(App and web page records)
▼

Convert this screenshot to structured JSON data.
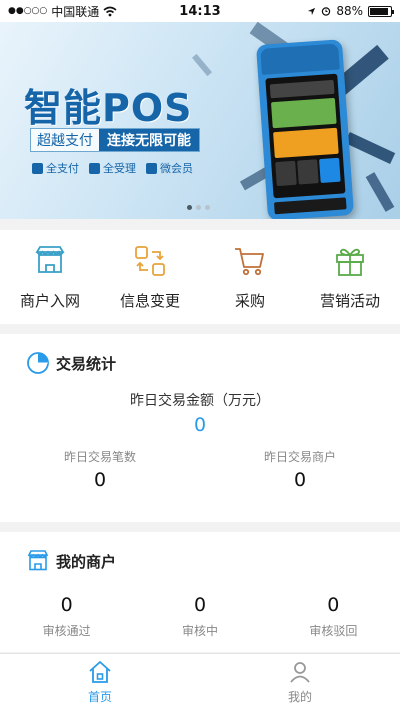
{
  "status_bar": {
    "signal": "●●○○○",
    "carrier": "中国联通",
    "time": "14:13",
    "battery": "88%",
    "battery_level": 0.88
  },
  "banner": {
    "title": "智能POS",
    "tagline_part1": "超越支付",
    "tagline_part2": "连接无限可能",
    "features": [
      "全支付",
      "全受理",
      "微会员"
    ],
    "slide_count": 3,
    "active_slide": 0
  },
  "quick_actions": [
    {
      "label": "商户入网",
      "icon": "store-icon",
      "color": "#3aa0c8"
    },
    {
      "label": "信息变更",
      "icon": "swap-icon",
      "color": "#e8a33a"
    },
    {
      "label": "采购",
      "icon": "cart-icon",
      "color": "#c0703a"
    },
    {
      "label": "营销活动",
      "icon": "gift-icon",
      "color": "#5aaa4a"
    }
  ],
  "stats": {
    "title": "交易统计",
    "main_label": "昨日交易金额（万元）",
    "main_value": "0",
    "count_label": "昨日交易笔数",
    "count_value": "0",
    "merchant_label": "昨日交易商户",
    "merchant_value": "0"
  },
  "merchants": {
    "title": "我的商户",
    "items": [
      {
        "value": "0",
        "label": "审核通过"
      },
      {
        "value": "0",
        "label": "审核中"
      },
      {
        "value": "0",
        "label": "审核驳回"
      }
    ]
  },
  "tabbar": {
    "home_label": "首页",
    "mine_label": "我的"
  },
  "colors": {
    "accent": "#2a9be8",
    "brand": "#1565a8"
  }
}
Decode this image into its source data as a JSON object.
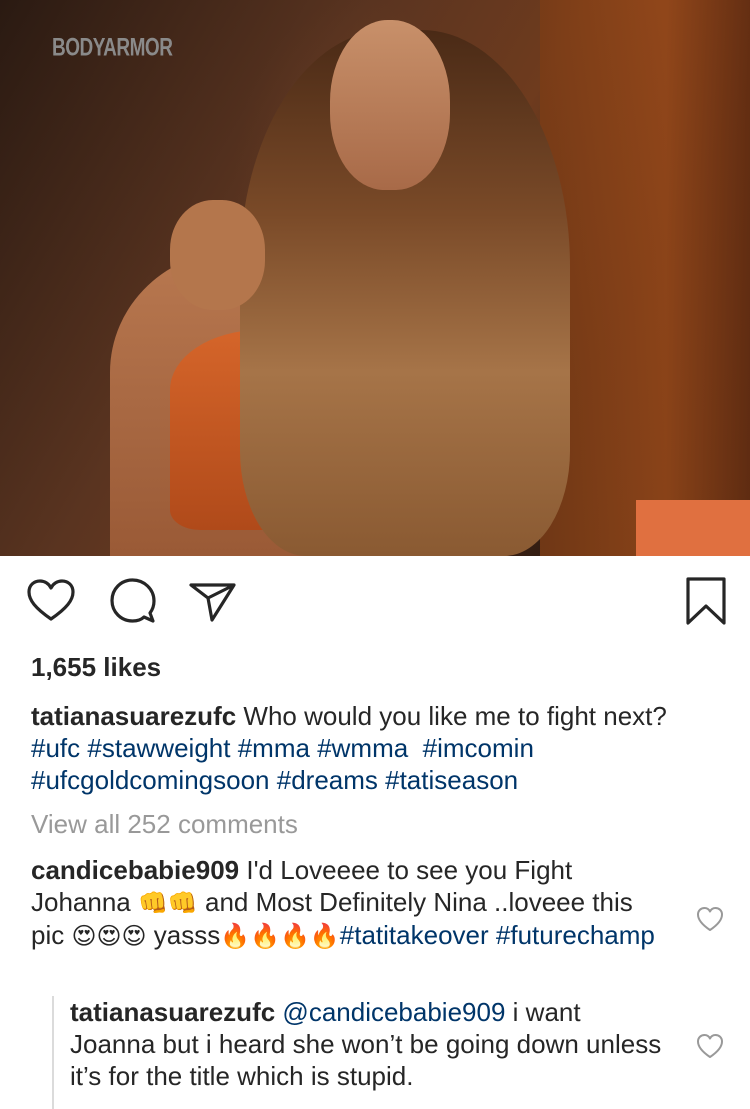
{
  "post": {
    "image_brand_text": "BODYARMOR",
    "likes": "1,655 likes",
    "caption": {
      "username": "tatianasuarezufc",
      "text": "Who would you like me to fight next?",
      "hashtags": [
        "#ufc",
        "#stawweight",
        "#mma",
        "#wmma",
        "#imcomin",
        "#ufcgoldcomingsoon",
        "#dreams",
        "#tatiseason"
      ]
    },
    "view_all_comments": "View all 252 comments"
  },
  "icons": {
    "like": "heart-icon",
    "comment": "comment-icon",
    "share": "send-icon",
    "save": "bookmark-icon"
  },
  "comments": [
    {
      "username": "candicebabie909",
      "text_1": "I'd Loveeee to see you Fight Johanna",
      "emoji_1": "👊👊",
      "text_2": "and Most Definitely  Nina ..loveee this pic",
      "emoji_2": "😍😍😍",
      "text_3": "yasss",
      "emoji_3": "🔥🔥🔥🔥",
      "hashtags": [
        "#tatitakeover",
        "#futurechamp"
      ]
    }
  ],
  "replies": [
    {
      "username": "tatianasuarezufc",
      "mention": "@candicebabie909",
      "text": "i want Joanna but i heard she won’t be going down unless it’s for the title which is stupid."
    }
  ],
  "colors": {
    "text": "#262626",
    "hashtag": "#003569",
    "muted": "#999999"
  }
}
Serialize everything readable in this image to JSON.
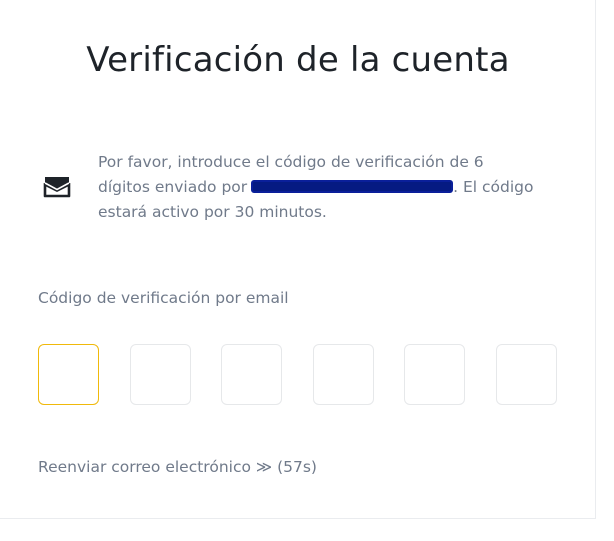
{
  "title": "Verificación de la cuenta",
  "notice": {
    "icon": "envelope-icon",
    "line1": "Por favor, introduce el código de verificación de 6",
    "line2_prefix": "dígitos enviado por",
    "line2_suffix": ". El código",
    "line3": "estará activo por 30 minutos."
  },
  "code": {
    "label": "Código de verificación por email",
    "digit_count": 6,
    "active_index": 0,
    "active_color": "#f0b90b"
  },
  "resend": {
    "label": "Reenviar correo electrónico",
    "arrow": "≫",
    "countdown": "(57s)"
  }
}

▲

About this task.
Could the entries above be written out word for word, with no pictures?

Reply to the task.
Convert this screenshot to structured JSON data.
{
  "status_bar": {
    "signal": "●●○○○",
    "carrier": "中国联通",
    "time": "14:13",
    "battery": "88%",
    "battery_level": 0.88
  },
  "banner": {
    "title": "智能POS",
    "tagline_part1": "超越支付",
    "tagline_part2": "连接无限可能",
    "features": [
      "全支付",
      "全受理",
      "微会员"
    ],
    "slide_count": 3,
    "active_slide": 0
  },
  "quick_actions": [
    {
      "label": "商户入网",
      "icon": "store-icon",
      "color": "#3aa0c8"
    },
    {
      "label": "信息变更",
      "icon": "swap-icon",
      "color": "#e8a33a"
    },
    {
      "label": "采购",
      "icon": "cart-icon",
      "color": "#c0703a"
    },
    {
      "label": "营销活动",
      "icon": "gift-icon",
      "color": "#5aaa4a"
    }
  ],
  "stats": {
    "title": "交易统计",
    "main_label": "昨日交易金额（万元）",
    "main_value": "0",
    "count_label": "昨日交易笔数",
    "count_value": "0",
    "merchant_label": "昨日交易商户",
    "merchant_value": "0"
  },
  "merchants": {
    "title": "我的商户",
    "items": [
      {
        "value": "0",
        "label": "审核通过"
      },
      {
        "value": "0",
        "label": "审核中"
      },
      {
        "value": "0",
        "label": "审核驳回"
      }
    ]
  },
  "tabbar": {
    "home_label": "首页",
    "mine_label": "我的"
  },
  "colors": {
    "accent": "#2a9be8",
    "brand": "#1565a8"
  }
}
Decode this image into its source data as a JSON object.
{
  "post": {
    "image_brand_text": "BODYARMOR",
    "likes": "1,655 likes",
    "caption": {
      "username": "tatianasuarezufc",
      "text": "Who would you like me to fight next?",
      "hashtags": [
        "#ufc",
        "#stawweight",
        "#mma",
        "#wmma",
        "#imcomin",
        "#ufcgoldcomingsoon",
        "#dreams",
        "#tatiseason"
      ]
    },
    "view_all_comments": "View all 252 comments"
  },
  "icons": {
    "like": "heart-icon",
    "comment": "comment-icon",
    "share": "send-icon",
    "save": "bookmark-icon"
  },
  "comments": [
    {
      "username": "candicebabie909",
      "text_1": "I'd Loveeee to see you Fight Johanna",
      "emoji_1": "👊👊",
      "text_2": "and Most Definitely  Nina ..loveee this pic",
      "emoji_2": "😍😍😍",
      "text_3": "yasss",
      "emoji_3": "🔥🔥🔥🔥",
      "hashtags": [
        "#tatitakeover",
        "#futurechamp"
      ]
    }
  ],
  "replies": [
    {
      "username": "tatianasuarezufc",
      "mention": "@candicebabie909",
      "text": "i want Joanna but i heard she won’t be going down unless it’s for the title which is stupid."
    }
  ],
  "colors": {
    "text": "#262626",
    "hashtag": "#003569",
    "muted": "#999999"
  }
}
Serialize everything readable in this image to JSON.
{
  "title": "Verificación de la cuenta",
  "notice": {
    "icon": "envelope-icon",
    "line1": "Por favor, introduce el código de verificación de 6",
    "line2_prefix": "dígitos enviado por",
    "line2_suffix": ". El código",
    "line3": "estará activo por 30 minutos."
  },
  "code": {
    "label": "Código de verificación por email",
    "digit_count": 6,
    "active_index": 0,
    "active_color": "#f0b90b"
  },
  "resend": {
    "label": "Reenviar correo electrónico",
    "arrow": "≫",
    "countdown": "(57s)"
  }
}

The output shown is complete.